Proceedings in Family Court are commenced by the issuance of a document entitled “Application.” A responding party has 30 days in which to respond (after receiving the Application) with an “Answer”. (These are prescribed forms.) The case then proceeds to a case conference; then to a settlement conference; then to a trial management conference; and then to trial. Subject to Order of the court, each of these steps must be conducted.
Case conference. This is not a hearing of the issues. This is a meeting between the parties, the lawyers and a judge to discuss primarily procedural issues, including the obligation to disclose information and documentation between the parties.
Settlement conference. This is not a hearing. This is a meeting between the parties, the lawyers and a judge to discuss issues including what disclosure of information and documentation remains outstanding if any; what expert or other special evidence may be required for trial; and, most importantly, how the case may be settled.
Trial management conference. This is not a hearing. This is a final meeting before trial to ensure that the parties are ready for trial, to review what witnesses will be called for trial, to clarify the issues in the proceedings and to estimate the likely length of the trial.
Trial. At trial, the parties take the stand and give evidence through their testimony; other witnesses may give evidence; the lawyers make submissions on the law and how the law applies to the facts; and a judge makes a determination. Unless either party appeals the decision (which must typically be done within 30 days), the decision is final.
During the course of legal proceedings, with legal representation, a party is not typically required to speak or actively participate in court until trial, when live testimony is given.
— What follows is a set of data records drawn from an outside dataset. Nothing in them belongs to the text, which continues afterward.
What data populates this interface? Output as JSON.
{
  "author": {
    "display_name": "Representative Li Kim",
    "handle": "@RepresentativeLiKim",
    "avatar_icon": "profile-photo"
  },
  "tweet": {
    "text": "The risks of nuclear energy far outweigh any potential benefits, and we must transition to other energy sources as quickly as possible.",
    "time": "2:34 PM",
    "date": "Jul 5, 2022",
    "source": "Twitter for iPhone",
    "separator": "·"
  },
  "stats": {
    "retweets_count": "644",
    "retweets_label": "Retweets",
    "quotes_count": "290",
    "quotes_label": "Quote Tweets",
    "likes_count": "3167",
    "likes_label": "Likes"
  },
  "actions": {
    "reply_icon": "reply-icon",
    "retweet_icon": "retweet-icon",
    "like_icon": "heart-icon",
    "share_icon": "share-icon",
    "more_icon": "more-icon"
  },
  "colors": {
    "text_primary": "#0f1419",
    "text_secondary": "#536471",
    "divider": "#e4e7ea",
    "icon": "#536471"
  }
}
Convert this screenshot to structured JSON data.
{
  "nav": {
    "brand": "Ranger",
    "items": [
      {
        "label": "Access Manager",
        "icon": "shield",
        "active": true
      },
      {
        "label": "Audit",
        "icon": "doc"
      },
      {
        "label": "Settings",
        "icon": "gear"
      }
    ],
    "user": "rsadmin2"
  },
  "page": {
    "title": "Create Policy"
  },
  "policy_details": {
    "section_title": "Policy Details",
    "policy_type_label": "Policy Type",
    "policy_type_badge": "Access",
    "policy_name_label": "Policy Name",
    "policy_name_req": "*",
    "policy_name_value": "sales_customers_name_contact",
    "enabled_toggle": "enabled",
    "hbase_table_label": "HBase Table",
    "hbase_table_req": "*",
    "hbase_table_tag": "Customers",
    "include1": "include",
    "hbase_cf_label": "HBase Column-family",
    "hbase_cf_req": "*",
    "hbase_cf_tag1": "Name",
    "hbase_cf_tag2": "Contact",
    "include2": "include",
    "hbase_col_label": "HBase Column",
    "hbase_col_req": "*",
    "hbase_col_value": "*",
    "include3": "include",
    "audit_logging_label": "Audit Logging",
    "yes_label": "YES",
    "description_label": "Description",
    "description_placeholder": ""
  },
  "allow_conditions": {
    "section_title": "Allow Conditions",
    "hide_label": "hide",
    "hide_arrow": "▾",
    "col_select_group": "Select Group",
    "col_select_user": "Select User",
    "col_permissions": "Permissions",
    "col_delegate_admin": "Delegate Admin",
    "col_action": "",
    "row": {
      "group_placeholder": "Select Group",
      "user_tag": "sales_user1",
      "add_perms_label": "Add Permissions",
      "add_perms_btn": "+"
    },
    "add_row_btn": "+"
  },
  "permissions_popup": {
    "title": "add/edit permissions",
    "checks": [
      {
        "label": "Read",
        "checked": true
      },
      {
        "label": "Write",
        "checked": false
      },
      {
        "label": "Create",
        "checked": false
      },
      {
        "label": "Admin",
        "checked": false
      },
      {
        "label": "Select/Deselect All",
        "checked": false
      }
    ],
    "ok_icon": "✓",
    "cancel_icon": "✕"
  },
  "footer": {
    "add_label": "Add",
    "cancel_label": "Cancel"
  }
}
Motions. Because it can take some months for a matter to reach the trial stage, with respect to urgent matters either existing at separation or arising during the course of the proceedings, a request may be brought to a judge (by way of a “motion”) in brief and summary fashion for temporary relief. For example, a request may be made (by motion) for temporary custody of the children, temporary access, temporary support, sale of a matrimonial home, etc. Motions are brought on the affidavit evidence of the parties. An “affidavit” is a written statement prepared in solemn form, as prescribed by the rules of court. Motions are heard most Wednesdays in London Family Court. The resultant temporary (or “interim” order), if obtained, would stand in place until a final (or subsequent) order is made in the proceedings.
Motion to Change. Distinguished from a motion for a temporary order, a Motion to Change may be brought by a person for an order to change:
1. a final order previously made by the court; or
2. the child support provisions contained in a separation agreement.
A Motion to Change is not an appeal. It may only be brought where a material change in the parties’ circumstances has arisen since the date of the last order. In the case of child support, it may be brought where either party’s income has changed, or the custodial arrangements have altered.
Settlement discussions. The commencement of Family Court proceedings does not end the efforts to settle the issues arising on separation. Indeed, they often spark more sincere negotiations. Most cases are settled. A case can be settled in a Separation Agreement. A case can be settled at any stage of the court proceedings.
Photo: Brian Turner: Flickr Creative Commons License. Cropped; changed to black and white.